> _Problem to work on_
Copy each line below containing "true".

> _Data for analysis_
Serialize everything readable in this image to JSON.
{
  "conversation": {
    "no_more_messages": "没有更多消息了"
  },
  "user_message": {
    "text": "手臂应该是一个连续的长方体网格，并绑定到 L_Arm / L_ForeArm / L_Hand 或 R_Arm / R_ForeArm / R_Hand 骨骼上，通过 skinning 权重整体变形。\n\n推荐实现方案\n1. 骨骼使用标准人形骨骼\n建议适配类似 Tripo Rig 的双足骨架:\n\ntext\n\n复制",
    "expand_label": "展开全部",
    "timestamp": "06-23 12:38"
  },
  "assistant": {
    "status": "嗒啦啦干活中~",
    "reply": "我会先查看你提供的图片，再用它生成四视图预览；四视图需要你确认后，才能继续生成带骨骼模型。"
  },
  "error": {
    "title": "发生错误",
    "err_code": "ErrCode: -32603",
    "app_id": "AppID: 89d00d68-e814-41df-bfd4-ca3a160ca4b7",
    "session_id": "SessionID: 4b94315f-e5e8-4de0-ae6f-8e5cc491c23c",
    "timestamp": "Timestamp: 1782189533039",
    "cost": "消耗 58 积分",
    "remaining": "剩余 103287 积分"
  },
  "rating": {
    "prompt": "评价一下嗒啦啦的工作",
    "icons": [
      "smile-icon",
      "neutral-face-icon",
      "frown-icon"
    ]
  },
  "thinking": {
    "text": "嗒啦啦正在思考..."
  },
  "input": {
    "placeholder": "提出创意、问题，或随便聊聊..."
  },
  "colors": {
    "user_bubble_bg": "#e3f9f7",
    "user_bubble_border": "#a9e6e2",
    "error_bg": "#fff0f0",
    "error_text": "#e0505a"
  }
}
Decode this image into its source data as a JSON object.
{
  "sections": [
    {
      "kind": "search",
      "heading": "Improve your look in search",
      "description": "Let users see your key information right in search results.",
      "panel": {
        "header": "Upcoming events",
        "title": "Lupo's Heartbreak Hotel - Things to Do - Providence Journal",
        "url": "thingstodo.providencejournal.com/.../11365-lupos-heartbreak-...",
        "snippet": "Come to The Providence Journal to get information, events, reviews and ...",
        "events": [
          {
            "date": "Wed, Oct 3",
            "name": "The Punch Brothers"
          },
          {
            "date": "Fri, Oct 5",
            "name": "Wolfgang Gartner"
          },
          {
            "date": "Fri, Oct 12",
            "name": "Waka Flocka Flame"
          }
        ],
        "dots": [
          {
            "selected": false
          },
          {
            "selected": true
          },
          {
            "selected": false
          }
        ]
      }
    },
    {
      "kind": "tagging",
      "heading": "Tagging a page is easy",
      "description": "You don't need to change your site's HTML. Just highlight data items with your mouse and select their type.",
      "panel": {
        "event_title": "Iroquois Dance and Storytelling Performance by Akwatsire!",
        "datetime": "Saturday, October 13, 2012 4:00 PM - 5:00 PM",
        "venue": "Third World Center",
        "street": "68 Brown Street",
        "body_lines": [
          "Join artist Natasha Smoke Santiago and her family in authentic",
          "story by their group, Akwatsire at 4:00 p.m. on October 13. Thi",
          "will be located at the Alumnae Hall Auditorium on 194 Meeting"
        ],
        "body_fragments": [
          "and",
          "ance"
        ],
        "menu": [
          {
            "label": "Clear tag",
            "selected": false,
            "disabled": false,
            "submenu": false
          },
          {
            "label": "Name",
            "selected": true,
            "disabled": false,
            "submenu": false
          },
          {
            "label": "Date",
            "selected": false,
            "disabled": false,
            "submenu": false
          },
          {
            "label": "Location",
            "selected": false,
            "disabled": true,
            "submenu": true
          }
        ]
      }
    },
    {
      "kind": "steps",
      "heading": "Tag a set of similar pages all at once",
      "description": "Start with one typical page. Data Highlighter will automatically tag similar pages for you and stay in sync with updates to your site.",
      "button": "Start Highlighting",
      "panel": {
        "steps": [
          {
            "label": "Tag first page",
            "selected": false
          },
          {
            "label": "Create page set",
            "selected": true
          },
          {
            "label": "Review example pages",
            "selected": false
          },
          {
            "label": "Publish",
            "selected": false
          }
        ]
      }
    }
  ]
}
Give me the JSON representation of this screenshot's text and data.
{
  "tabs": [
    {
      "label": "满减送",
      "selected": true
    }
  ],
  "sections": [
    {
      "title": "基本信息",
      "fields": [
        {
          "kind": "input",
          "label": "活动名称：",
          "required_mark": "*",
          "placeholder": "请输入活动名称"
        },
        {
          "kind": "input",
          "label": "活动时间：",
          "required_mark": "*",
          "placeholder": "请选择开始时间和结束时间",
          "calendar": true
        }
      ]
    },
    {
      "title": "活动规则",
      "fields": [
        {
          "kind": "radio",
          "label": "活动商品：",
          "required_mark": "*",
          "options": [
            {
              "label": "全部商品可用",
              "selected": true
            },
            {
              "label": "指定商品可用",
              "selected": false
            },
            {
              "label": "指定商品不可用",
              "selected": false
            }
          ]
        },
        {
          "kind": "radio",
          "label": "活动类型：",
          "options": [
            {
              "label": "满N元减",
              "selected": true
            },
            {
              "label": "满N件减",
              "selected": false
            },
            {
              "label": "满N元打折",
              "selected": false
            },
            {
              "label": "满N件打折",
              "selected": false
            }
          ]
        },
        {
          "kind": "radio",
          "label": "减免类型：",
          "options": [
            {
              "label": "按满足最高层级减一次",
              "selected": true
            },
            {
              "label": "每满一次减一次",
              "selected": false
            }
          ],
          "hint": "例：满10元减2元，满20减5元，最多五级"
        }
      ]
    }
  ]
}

> _Solution to the problem_
            "selected": true
            "selected": true,
            "disabled": true,
            "submenu": true
            "selected": true
      "selected": true
          "calendar": true
              "selected": true
              "selected": true
              "selected": true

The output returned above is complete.